Michael Playle, Ruawahia 2B Trust.

Photo of Mt Tarawera across the top of the basin

The National Wilding Conifer Control Programme announced $92,100 in 2019-2020 to help the control of wilding pines on Mt Tarawera.


About Mt Tarawera

Mt Tarawera is a dormant volcano, just southeast of Rotorua.  The mountain is under the guardianship – kaitiakitanga – of Ngāti Rangitihi.

The mountain is 1111 metres high, and was the site of New Zealand’s largest eruption in the last 500 years.  The eruption (in 1886) was highly destructive, killing more than 100 people, burying the world-famous pink and white terraces and blowing a 17 kilometre rift along the top of the mountain.  Ash and finely fragmented mud was spread over much of the region – collapsing buildings and smothering vegetation. 

A unique ecosystem, rare within New Zealand

Because the eruption destroyed much of the vegetation on Mt Tarawera and the surrounding area, today its slopes are covered by regenerating geothermal vegetation and indigenous shrub land. This includes manuka, monoao, mingimingi and protrate kanuka.  This unique ecosystem is considered rare within New Zealand.  

Living within this vegetation on the mountain is the forest gecko or moko-piri-rakau.  This tree-living, largely nocturnal lizard is in decline on the New Zealand mainland.

The banded dotterel, or tūturiwhatu/pohowera, is also found on the mountain.  It is normally a wading bird, but can be found nesting on Mt Tarawera’s slopes – nine kilometres from Lake Rerewhakaaitu.  Numbers of this small bird (just 60 grams, less than a medium-sized apple) are declining to due introduced pests and loss of habitat.

The regenerating, fragile ecosystem of the Maunga is under threat.  Wilding pines endanger the vegetation and jeopardise the animals living within it.

The Ruawahia Tarawera Wilding Conifer Project

The Ruawahia Tarawera Wilding Conifer project has been tackling wilding infestations on the Maunga since 2009.  The people of Ngati Rangitihi are the custodians of the mountainand it is administered by the Ruawahia 2B Trust – a Ngati Rangitihi land trust. The mountain is a very highly significant and sacred urupa for Ngati Rangitihi.

A 4-person wilding conifer control crew works on the mountain for at least 5 months of the year – this crew is an iwi- based crew of Ngati Rangitihi men. The project is heavily supported by the Department of Conservation and Bay of Plenty Regional Council, with strong turnout from several volunteer groups for volunteer days. 

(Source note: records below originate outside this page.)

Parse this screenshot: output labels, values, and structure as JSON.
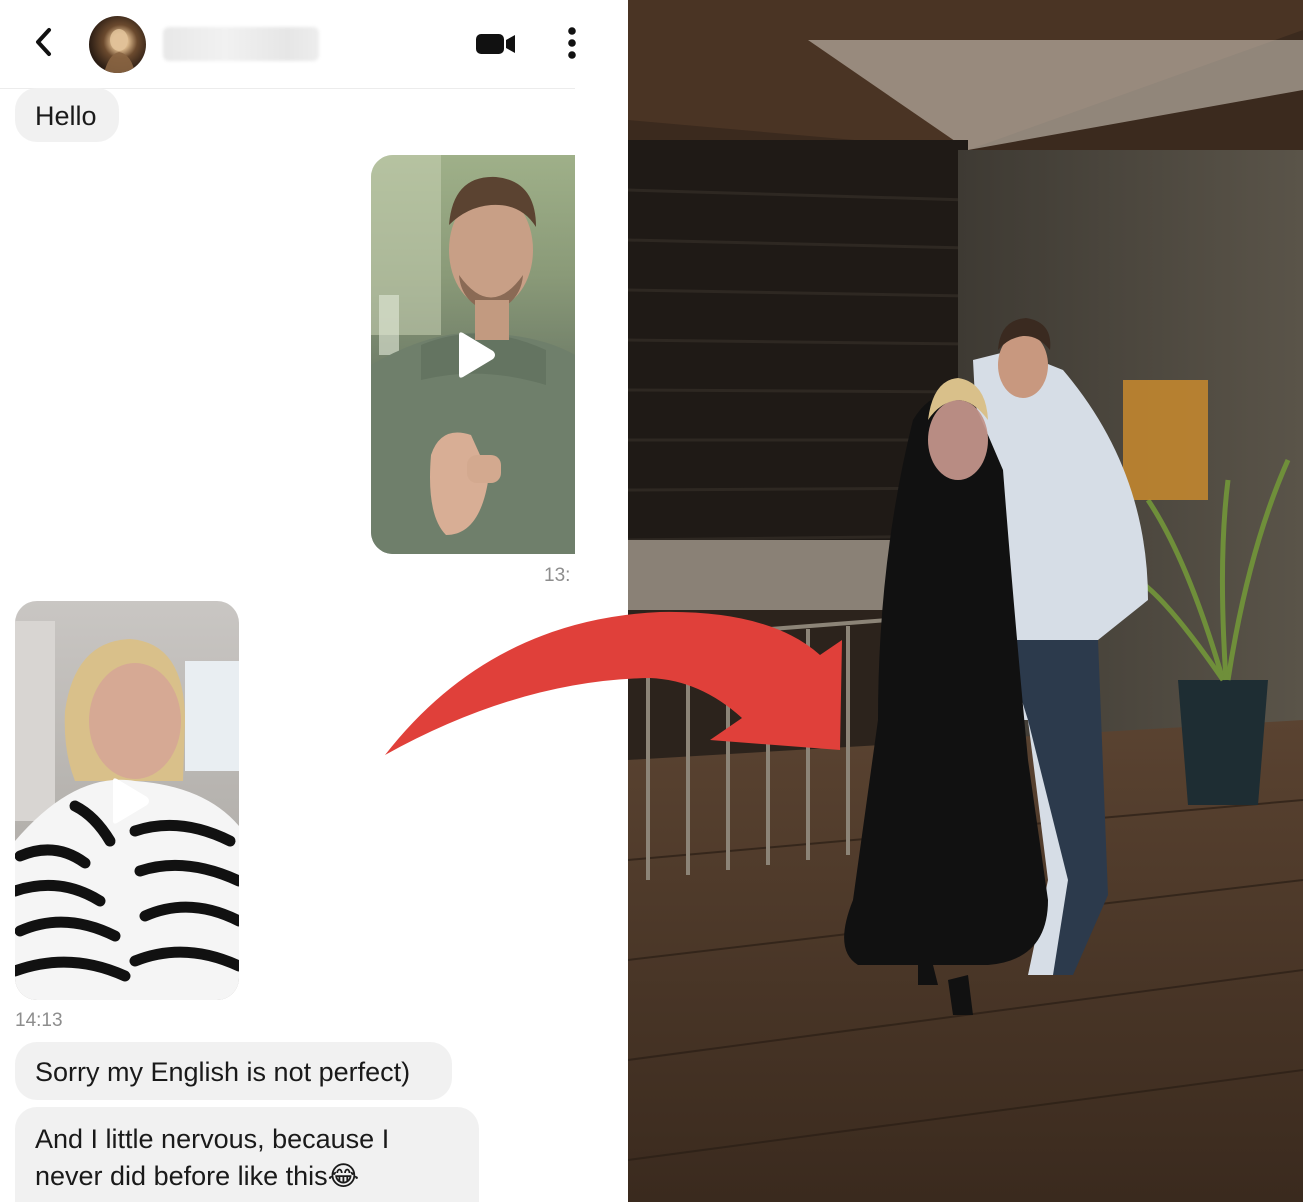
{
  "chat": {
    "header": {
      "back_icon": "chevron-left-icon",
      "video_call_icon": "video-camera-icon",
      "menu_icon": "more-vertical-icon"
    },
    "messages": [
      {
        "from": "them",
        "type": "text",
        "text": "Hello"
      },
      {
        "from": "me",
        "type": "video",
        "timestamp": "13:"
      },
      {
        "from": "them",
        "type": "video",
        "timestamp": "14:13"
      },
      {
        "from": "them",
        "type": "text",
        "text": "Sorry my English is not perfect)"
      },
      {
        "from": "them",
        "type": "text",
        "text": "And I little nervous, because I never did before like this😂"
      }
    ]
  },
  "colors": {
    "bubble_bg": "#f1f1f1",
    "timestamp": "#8d8d8d",
    "arrow": "#e0403a"
  }
}
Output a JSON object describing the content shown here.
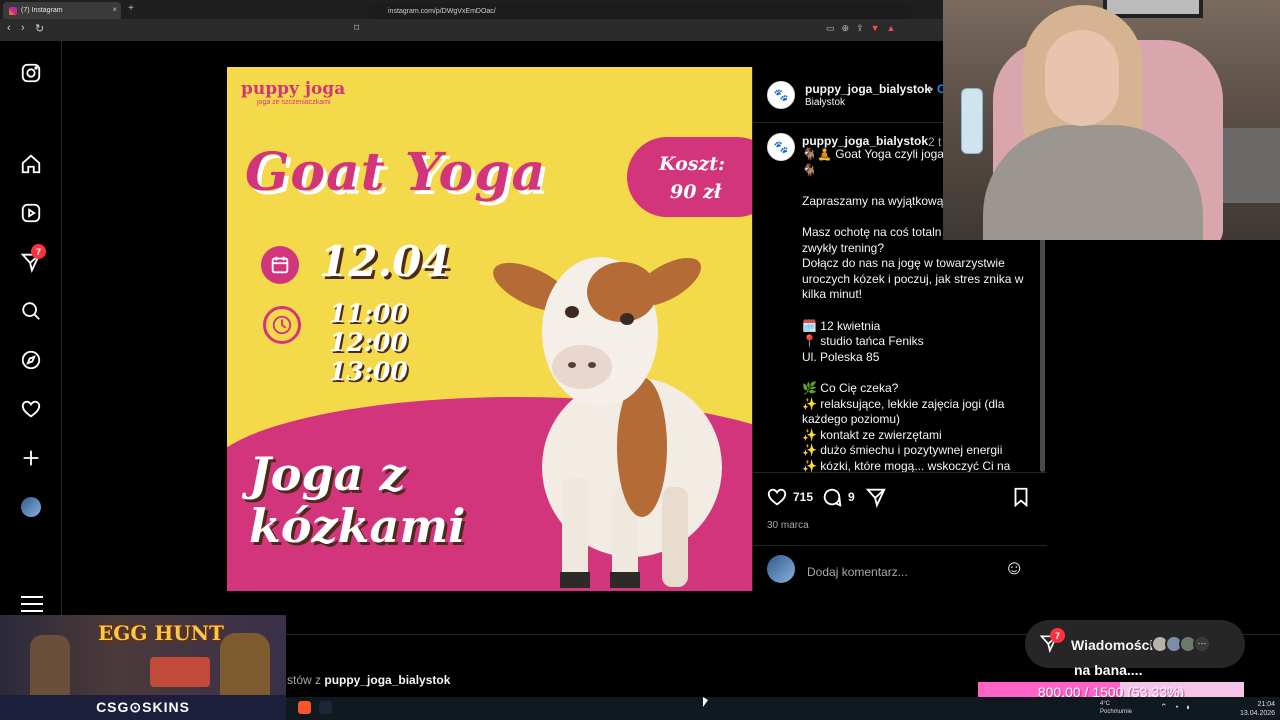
{
  "browser": {
    "tab_title": "(7) Instagram",
    "tab_close": "×",
    "new_tab": "+",
    "url": "instagram.com/p/DWgVxEmDOac/"
  },
  "rail": {
    "notifications_badge": "7",
    "menu_label": "Więcej"
  },
  "post_image": {
    "brand": "puppy joga",
    "brand_sub": "joga ze szczeniaczkami",
    "title": "Goat Yoga",
    "price_label": "Koszt:",
    "price_value": "90 zł",
    "date": "12.04",
    "times": [
      "11:00",
      "12:00",
      "13:00"
    ],
    "bottom_line1": "Joga z",
    "bottom_line2": "kózkami"
  },
  "side": {
    "header_username": "puppy_joga_bialystok",
    "header_dot": "•",
    "header_follow": "O",
    "header_location": "Białystok",
    "caption_username": "puppy_joga_bialystok",
    "caption_time": "2 t",
    "caption_text": "🐐🧘 Goat Yoga czyli joga\n🐐\n\nZapraszamy na wyjątkową\n\nMasz ochotę na coś totaln\nzwykły trening?\nDołącz do nas na jogę w towarzystwie\nuroczych kózek i poczuj, jak stres znika w\nkilka minut!\n\n🗓️ 12 kwietnia\n📍 studio tańca Feniks\nUl. Poleska 85\n\n🌿 Co Cię czeka?\n✨ relaksujące, lekkie zajęcia jogi (dla\nkażdego poziomu)\n✨ kontakt ze zwierzętami\n✨ dużo śmiechu i pozytywnej energii\n✨ kózki, które mogą... wskoczyć Ci na",
    "likes": "715",
    "comments": "9",
    "date": "30 marca",
    "comment_placeholder": "Dodaj komentarz...",
    "emoji_icon": "☺"
  },
  "more_from": {
    "prefix": "stów z",
    "username": "puppy_joga_bialystok"
  },
  "overlays": {
    "egg_hunt": "EGG HUNT",
    "csg": "CSG⊙SKINS",
    "messages_label": "Wiadomości",
    "messages_badge": "7",
    "messages_more": "···",
    "ban_text": "na bana....",
    "goal_text": "800.00 / 1500 (53.33%)",
    "goal_fraction": 0.5333
  },
  "taskbar": {
    "weather_line1": "4°C",
    "weather_line2": "Pochmurnie",
    "time": "21:04",
    "date": "13.04.2026"
  },
  "colors": {
    "brand_pink": "#d2357c",
    "yellow": "#f4d94a",
    "ig_bg": "#000000",
    "badge_red": "#ff3040"
  }
}
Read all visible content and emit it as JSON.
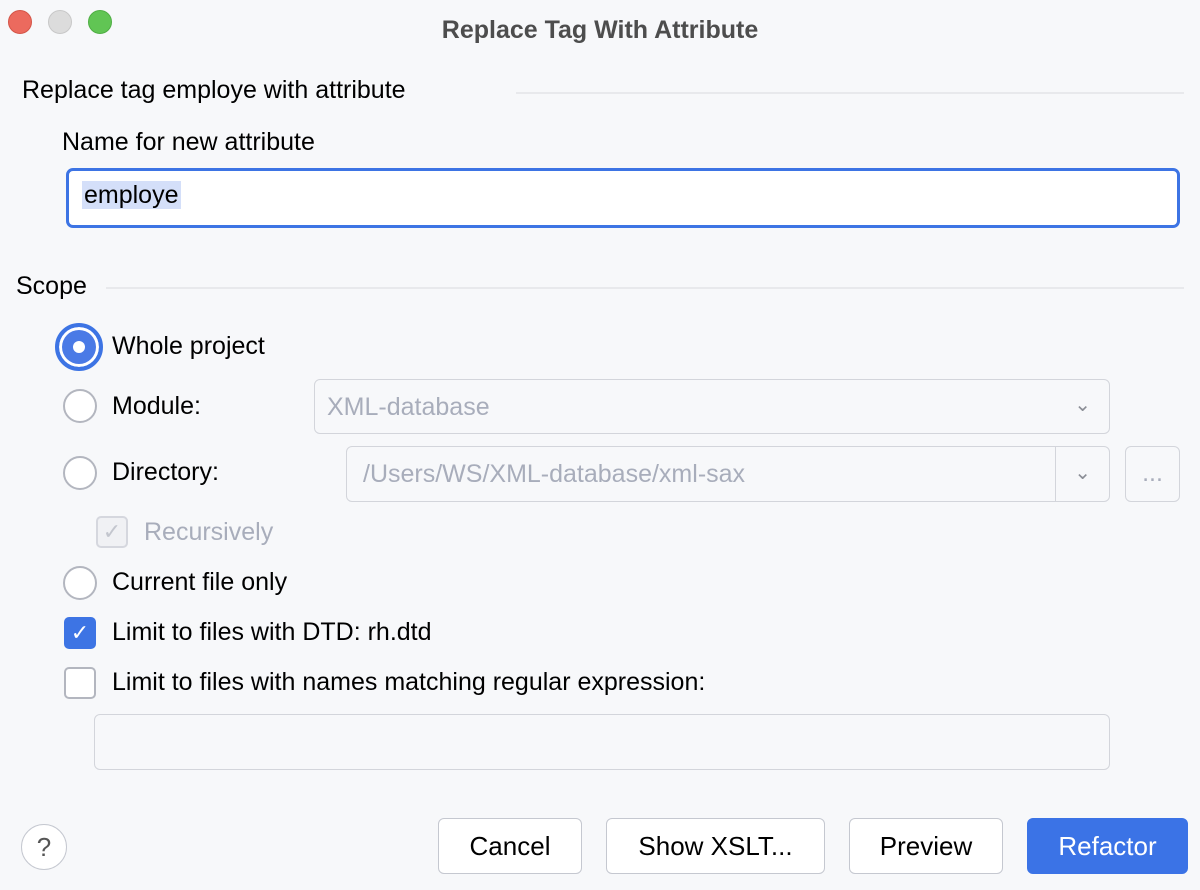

To date efforts have focused on the eradication of Pinus Contorta or wilding pines and long term will encompass all invasive non-native flora and fauna that pose a threat to Mount Tarawera’s natural state. This has largely been funded by the governing trust (Ruawahia 2B) from revenues earned from tourism concessions, with funding from the Department of Conservation and the Bay of Plenty Regional Council.

New funding from the National Programme

The National Wilding Conifer Control Programme announced $92,100 in 2019-2020 to help control the wilding pines on Mt Tarawera. This will allow the Trust to expand the work programme, and increase the level of control on the mountain, with follow-up treatment for controlled areas and a longer control season (so the crew can work the mountain for longer).

The funding will also enable the project to increase aerial control of scattered and difficult to access trees, which are significant seed sources. Control work will be led by Ngāti Rangatihi, the local iwi.

See more photos of wilding pines at Mt Tarawera in our image gallery.


Check out the next Wilding Pine case study: Orakei Korako - protecting historic sites